▼▼▼

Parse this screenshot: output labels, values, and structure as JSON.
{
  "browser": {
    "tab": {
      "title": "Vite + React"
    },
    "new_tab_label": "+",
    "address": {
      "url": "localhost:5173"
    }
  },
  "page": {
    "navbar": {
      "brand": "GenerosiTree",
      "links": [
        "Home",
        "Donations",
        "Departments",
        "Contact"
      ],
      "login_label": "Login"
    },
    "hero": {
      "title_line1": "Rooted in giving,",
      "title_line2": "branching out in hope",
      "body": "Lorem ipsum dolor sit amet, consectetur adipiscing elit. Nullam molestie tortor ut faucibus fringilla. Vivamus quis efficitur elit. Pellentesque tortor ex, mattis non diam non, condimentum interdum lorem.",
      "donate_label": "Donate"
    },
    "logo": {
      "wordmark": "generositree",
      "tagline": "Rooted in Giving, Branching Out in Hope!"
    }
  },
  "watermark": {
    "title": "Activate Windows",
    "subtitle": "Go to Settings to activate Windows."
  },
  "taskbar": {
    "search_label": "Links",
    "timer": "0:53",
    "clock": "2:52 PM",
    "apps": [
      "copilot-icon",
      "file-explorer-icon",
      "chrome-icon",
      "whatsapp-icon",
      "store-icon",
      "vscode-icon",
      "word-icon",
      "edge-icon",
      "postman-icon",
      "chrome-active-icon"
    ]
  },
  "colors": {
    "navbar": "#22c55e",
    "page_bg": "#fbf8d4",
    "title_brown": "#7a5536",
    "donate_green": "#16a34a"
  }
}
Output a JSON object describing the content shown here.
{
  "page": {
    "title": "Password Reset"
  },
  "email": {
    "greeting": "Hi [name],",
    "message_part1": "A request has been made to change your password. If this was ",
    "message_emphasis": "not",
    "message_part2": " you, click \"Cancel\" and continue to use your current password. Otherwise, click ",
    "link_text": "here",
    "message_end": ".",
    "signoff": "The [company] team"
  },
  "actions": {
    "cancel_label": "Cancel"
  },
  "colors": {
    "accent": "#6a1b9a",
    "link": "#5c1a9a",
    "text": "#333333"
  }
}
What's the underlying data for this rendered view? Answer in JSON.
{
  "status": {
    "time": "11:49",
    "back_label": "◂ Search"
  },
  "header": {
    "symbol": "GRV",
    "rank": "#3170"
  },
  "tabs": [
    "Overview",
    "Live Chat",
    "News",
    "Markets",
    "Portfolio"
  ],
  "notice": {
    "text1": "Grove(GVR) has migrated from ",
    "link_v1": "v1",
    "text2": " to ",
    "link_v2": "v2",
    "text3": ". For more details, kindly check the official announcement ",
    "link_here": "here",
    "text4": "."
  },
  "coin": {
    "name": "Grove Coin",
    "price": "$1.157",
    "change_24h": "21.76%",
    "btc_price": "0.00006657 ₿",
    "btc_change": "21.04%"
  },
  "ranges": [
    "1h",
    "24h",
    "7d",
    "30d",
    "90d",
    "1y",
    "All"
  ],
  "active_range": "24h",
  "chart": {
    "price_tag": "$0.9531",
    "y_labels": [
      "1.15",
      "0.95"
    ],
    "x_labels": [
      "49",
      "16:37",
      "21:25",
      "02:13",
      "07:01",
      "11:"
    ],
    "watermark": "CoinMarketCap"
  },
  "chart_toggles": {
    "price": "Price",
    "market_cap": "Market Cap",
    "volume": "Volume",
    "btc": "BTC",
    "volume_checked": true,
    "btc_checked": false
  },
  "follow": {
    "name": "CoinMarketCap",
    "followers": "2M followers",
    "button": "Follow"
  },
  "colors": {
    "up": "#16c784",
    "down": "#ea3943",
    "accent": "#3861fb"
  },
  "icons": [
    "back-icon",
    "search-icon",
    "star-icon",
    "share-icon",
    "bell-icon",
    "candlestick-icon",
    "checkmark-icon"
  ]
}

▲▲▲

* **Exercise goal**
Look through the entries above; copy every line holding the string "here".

* **Finished task**
Output a JSON object describing the content shown here.
    "link_text": "here",
    "link_here": "here",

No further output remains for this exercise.